- _WORK TO BE COMPLETED_
Output every line below exactly.

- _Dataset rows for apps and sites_

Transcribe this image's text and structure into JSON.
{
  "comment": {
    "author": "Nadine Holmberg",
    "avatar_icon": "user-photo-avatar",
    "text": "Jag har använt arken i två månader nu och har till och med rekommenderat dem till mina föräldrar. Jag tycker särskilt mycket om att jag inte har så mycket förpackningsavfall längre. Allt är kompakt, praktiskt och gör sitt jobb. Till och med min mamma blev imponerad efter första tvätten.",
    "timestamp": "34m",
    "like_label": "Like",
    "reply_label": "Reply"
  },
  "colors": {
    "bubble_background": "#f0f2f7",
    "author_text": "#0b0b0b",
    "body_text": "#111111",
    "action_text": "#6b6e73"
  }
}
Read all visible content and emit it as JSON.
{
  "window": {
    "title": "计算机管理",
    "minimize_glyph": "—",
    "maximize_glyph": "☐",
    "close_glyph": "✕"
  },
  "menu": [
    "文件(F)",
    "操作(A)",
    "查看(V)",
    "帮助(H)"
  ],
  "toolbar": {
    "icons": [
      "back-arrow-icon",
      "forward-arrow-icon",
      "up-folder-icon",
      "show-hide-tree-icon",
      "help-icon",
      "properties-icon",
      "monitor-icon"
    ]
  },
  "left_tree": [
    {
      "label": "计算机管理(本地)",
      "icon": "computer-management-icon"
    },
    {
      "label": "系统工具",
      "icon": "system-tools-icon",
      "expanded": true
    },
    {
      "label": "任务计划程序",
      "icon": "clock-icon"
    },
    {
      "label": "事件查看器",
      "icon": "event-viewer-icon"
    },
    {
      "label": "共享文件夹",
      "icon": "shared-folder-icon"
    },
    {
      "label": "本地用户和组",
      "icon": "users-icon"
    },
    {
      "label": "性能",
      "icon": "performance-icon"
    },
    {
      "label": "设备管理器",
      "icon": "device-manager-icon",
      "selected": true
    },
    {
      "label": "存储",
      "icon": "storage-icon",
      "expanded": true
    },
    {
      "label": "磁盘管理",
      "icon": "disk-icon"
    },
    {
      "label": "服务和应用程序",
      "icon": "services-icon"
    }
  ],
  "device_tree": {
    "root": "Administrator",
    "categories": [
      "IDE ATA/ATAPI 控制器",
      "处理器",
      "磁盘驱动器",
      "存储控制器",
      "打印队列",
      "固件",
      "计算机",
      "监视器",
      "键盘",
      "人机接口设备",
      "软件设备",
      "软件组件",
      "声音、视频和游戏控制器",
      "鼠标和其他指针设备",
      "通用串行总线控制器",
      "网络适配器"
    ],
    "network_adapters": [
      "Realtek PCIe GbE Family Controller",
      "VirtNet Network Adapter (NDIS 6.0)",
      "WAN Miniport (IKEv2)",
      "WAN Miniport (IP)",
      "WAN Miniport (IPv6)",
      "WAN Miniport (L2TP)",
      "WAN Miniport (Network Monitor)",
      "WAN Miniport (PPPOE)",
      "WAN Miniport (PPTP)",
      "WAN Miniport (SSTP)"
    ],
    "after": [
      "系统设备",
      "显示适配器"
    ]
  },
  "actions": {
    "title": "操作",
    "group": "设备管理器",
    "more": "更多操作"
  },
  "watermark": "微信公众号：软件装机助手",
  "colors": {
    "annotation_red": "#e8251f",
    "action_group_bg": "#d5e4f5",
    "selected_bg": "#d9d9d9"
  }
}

- _SOLUTION_
Transcribe this image's text and structure into JSON.
{
  "comment": {
    "author": "Nadine Holmberg",
    "avatar_icon": "user-photo-avatar",
    "text": "Jag har använt arken i två månader nu och har till och med rekommenderat dem till mina föräldrar. Jag tycker särskilt mycket om att jag inte har så mycket förpackningsavfall längre. Allt är kompakt, praktiskt och gör sitt jobb. Till och med min mamma blev imponerad efter första tvätten.",
    "timestamp": "34m",
    "like_label": "Like",
    "reply_label": "Reply"
  },
  "colors": {
    "bubble_background": "#f0f2f7",
    "author_text": "#0b0b0b",
    "body_text": "#111111",
    "action_text": "#6b6e73"
  }
}
Read all visible content and emit it as JSON.
{
  "window": {
    "title": "计算机管理",
    "minimize_glyph": "—",
    "maximize_glyph": "☐",
    "close_glyph": "✕"
  },
  "menu": [
    "文件(F)",
    "操作(A)",
    "查看(V)",
    "帮助(H)"
  ],
  "toolbar": {
    "icons": [
      "back-arrow-icon",
      "forward-arrow-icon",
      "up-folder-icon",
      "show-hide-tree-icon",
      "help-icon",
      "properties-icon",
      "monitor-icon"
    ]
  },
  "left_tree": [
    {
      "label": "计算机管理(本地)",
      "icon": "computer-management-icon"
    },
    {
      "label": "系统工具",
      "icon": "system-tools-icon",
      "expanded": true
    },
    {
      "label": "任务计划程序",
      "icon": "clock-icon"
    },
    {
      "label": "事件查看器",
      "icon": "event-viewer-icon"
    },
    {
      "label": "共享文件夹",
      "icon": "shared-folder-icon"
    },
    {
      "label": "本地用户和组",
      "icon": "users-icon"
    },
    {
      "label": "性能",
      "icon": "performance-icon"
    },
    {
      "label": "设备管理器",
      "icon": "device-manager-icon",
      "selected": true
    },
    {
      "label": "存储",
      "icon": "storage-icon",
      "expanded": true
    },
    {
      "label": "磁盘管理",
      "icon": "disk-icon"
    },
    {
      "label": "服务和应用程序",
      "icon": "services-icon"
    }
  ],
  "device_tree": {
    "root": "Administrator",
    "categories": [
      "IDE ATA/ATAPI 控制器",
      "处理器",
      "磁盘驱动器",
      "存储控制器",
      "打印队列",
      "固件",
      "计算机",
      "监视器",
      "键盘",
      "人机接口设备",
      "软件设备",
      "软件组件",
      "声音、视频和游戏控制器",
      "鼠标和其他指针设备",
      "通用串行总线控制器",
      "网络适配器"
    ],
    "network_adapters": [
      "Realtek PCIe GbE Family Controller",
      "VirtNet Network Adapter (NDIS 6.0)",
      "WAN Miniport (IKEv2)",
      "WAN Miniport (IP)",
      "WAN Miniport (IPv6)",
      "WAN Miniport (L2TP)",
      "WAN Miniport (Network Monitor)",
      "WAN Miniport (PPPOE)",
      "WAN Miniport (PPTP)",
      "WAN Miniport (SSTP)"
    ],
    "after": [
      "系统设备",
      "显示适配器"
    ]
  },
  "actions": {
    "title": "操作",
    "group": "设备管理器",
    "more": "更多操作"
  },
  "watermark": "微信公众号：软件装机助手",
  "colors": {
    "annotation_red": "#e8251f",
    "action_group_bg": "#d5e4f5",
    "selected_bg": "#d9d9d9"
  }
}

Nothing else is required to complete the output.